Collected data entries:

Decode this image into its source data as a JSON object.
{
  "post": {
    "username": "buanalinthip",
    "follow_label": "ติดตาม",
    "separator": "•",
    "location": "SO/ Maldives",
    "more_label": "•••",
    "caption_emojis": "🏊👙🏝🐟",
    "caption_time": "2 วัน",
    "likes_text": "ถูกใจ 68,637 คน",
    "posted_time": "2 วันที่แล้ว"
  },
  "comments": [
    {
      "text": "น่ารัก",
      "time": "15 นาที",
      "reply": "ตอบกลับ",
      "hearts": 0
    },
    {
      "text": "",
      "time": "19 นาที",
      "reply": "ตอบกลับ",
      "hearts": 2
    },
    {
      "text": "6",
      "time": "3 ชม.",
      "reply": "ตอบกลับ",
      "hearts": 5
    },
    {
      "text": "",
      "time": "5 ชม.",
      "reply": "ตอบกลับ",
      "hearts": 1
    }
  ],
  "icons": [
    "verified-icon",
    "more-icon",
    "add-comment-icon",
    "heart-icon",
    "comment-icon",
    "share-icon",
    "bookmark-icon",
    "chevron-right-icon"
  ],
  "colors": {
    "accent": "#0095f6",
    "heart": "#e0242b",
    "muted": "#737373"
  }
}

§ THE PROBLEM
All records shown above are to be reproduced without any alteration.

§ ANSWER TO THE PROBLEM
Decode this image into its source data as a JSON object.
{
  "post": {
    "username": "buanalinthip",
    "follow_label": "ติดตาม",
    "separator": "•",
    "location": "SO/ Maldives",
    "more_label": "•••",
    "caption_emojis": "🏊👙🏝🐟",
    "caption_time": "2 วัน",
    "likes_text": "ถูกใจ 68,637 คน",
    "posted_time": "2 วันที่แล้ว"
  },
  "comments": [
    {
      "text": "น่ารัก",
      "time": "15 นาที",
      "reply": "ตอบกลับ",
      "hearts": 0
    },
    {
      "text": "",
      "time": "19 นาที",
      "reply": "ตอบกลับ",
      "hearts": 2
    },
    {
      "text": "6",
      "time": "3 ชม.",
      "reply": "ตอบกลับ",
      "hearts": 5
    },
    {
      "text": "",
      "time": "5 ชม.",
      "reply": "ตอบกลับ",
      "hearts": 1
    }
  ],
  "icons": [
    "verified-icon",
    "more-icon",
    "add-comment-icon",
    "heart-icon",
    "comment-icon",
    "share-icon",
    "bookmark-icon",
    "chevron-right-icon"
  ],
  "colors": {
    "accent": "#0095f6",
    "heart": "#e0242b",
    "muted": "#737373"
  }
}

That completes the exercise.